A report by the Daily Express (UK) discusses the role of China in the apparent burst of the Bitcoin bubble. I must note at this point that economically speaking, we do not believe Bitcoin is a bubble, but many do believe that this is the case. Whether they are right or wrong is totally up for debate.
The report stems from the fact that since September 2017, the buying and selling of Bitcoin against RMB (Chinese Yuan ¥) has fallen from 90% of the world’s total to just 1%.
Much of this is of course due to the recent decision to ban cryptocurrencies in China. According to the Daily Express:
“The total ban in China came in at the start of February 2018 when the People’s Bank of China (PBOC) – the central regulatory authority for financial institutions and monetary policy – issued a statement that it would ‘block access to all domestic and foreign cryptocurrency exchanges and ICO websites.’ However the scrutiny began before the outright ban and The People’s Bank of China has now confirmed that it ensured a zero-risk exit for 88 virtual currency exchanges and 85 ICO trading platforms, since September 2017.”
See more for yourself, here.
Experts now believe that increased interest in China between September 2017 and February 2018 had two major effects. First of all, it encouraged the price of Bitcoin to skyrocket. Flying prices and emerging currencies encouraged more and more Chinese interest. This in turn caused some concern as ultimately, with 90% of the worlds trading in Bitcoin coming through China, this could very well start the challenge the Yuan. Therefore, authorities implemented a ban. Through the ban, interest declined and along with it, so did the value of the currency. Causing what many people refer to as a bubble, to burst.
What do we think about this?
Once again, we don’t think Bitcoin is a bubble, economically speaking. Moreover I am not confident that the statistics provided by the Daily Express are totally accurate, they don’t make it clear if they are claiming 90% of all Bitcoin trading (against FIAT and crypto) came through China in September 2017, or if they are simply just referring to trading of Bitcoin against RMB. If the latter is the case, given that RMB is generally only used in China, Tibet and Zimbabwe then it is pretty clear that 90% of Bitcoin – RMB trading would come via China.

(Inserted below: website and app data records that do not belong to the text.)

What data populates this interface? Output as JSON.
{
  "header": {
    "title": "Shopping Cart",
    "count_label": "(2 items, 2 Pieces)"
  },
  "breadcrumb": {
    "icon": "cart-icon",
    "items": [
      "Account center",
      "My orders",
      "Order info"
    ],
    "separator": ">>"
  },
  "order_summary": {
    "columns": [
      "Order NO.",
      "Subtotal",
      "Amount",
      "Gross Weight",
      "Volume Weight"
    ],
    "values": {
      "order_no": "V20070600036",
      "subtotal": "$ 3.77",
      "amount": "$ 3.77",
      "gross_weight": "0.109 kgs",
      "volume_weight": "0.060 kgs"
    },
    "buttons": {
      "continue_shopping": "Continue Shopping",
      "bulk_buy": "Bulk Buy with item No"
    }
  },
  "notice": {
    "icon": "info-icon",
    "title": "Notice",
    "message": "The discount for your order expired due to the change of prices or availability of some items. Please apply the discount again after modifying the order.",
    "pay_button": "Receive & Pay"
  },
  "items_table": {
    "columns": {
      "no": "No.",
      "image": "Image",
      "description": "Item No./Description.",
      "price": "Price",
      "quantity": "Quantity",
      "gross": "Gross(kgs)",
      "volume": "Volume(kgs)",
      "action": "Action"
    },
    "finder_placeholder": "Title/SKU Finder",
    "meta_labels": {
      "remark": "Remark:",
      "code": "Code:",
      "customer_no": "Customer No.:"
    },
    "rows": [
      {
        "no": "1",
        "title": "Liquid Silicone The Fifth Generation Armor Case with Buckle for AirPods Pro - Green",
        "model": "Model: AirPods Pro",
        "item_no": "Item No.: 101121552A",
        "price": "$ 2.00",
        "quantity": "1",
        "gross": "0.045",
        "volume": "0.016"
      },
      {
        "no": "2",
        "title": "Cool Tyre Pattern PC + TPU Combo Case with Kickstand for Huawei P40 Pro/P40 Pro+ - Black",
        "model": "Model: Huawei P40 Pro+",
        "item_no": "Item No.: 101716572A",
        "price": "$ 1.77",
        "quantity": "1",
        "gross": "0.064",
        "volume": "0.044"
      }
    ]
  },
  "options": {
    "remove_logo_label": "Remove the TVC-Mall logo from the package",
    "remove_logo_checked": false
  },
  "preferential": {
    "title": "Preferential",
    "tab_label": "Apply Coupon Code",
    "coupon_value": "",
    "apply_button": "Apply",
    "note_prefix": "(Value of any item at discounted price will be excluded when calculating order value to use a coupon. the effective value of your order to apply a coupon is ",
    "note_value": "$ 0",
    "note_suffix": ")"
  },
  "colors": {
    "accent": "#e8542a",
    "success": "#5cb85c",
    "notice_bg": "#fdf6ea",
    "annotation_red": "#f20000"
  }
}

In either instance, the argument does make some sense and indeed, moves by the Chinese authorities will have had an impact on the markets, I just think that reference to a bubble is a little extreme in this instance.